■ What the task requires
Go line by line through the entries below and count those containing the string "JSON"; give only the count.

(Data Opens)

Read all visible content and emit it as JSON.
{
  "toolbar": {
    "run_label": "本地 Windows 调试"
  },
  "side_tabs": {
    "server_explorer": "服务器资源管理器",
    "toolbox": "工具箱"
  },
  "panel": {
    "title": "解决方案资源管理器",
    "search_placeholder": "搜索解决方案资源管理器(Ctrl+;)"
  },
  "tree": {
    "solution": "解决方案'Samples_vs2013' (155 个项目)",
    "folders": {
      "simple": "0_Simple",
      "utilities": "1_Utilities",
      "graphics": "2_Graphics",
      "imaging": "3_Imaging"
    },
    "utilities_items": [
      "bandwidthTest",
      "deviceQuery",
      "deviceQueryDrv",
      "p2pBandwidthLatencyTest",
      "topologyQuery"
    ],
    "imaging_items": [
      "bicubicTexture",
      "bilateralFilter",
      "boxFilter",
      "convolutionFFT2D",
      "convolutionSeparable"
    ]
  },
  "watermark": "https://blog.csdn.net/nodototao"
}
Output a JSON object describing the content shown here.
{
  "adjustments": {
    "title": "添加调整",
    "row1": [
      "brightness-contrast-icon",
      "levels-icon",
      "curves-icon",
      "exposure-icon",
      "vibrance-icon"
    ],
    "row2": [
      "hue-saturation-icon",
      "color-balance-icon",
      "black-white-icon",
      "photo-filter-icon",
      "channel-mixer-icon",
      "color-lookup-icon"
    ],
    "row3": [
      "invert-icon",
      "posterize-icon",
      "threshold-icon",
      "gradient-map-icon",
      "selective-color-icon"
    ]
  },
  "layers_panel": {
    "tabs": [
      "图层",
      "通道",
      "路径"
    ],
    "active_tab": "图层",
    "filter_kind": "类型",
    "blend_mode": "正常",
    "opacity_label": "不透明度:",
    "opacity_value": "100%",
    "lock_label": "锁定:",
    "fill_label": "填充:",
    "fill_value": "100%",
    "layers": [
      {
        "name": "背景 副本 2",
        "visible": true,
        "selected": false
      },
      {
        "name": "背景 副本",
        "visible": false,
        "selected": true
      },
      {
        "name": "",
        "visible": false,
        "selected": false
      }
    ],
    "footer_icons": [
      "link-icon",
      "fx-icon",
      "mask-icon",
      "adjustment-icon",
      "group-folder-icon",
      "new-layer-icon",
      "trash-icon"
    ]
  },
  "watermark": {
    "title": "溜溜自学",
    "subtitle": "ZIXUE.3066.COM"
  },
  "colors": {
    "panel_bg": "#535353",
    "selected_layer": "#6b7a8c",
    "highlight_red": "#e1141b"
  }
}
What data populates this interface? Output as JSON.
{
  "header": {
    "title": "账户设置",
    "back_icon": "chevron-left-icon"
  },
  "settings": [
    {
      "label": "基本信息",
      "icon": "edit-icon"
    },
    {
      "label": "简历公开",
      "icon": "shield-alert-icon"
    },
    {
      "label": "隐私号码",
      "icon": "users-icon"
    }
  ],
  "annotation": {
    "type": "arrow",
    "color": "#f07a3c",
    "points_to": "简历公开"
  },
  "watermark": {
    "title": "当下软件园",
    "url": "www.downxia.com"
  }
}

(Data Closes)

■ Expected answer
3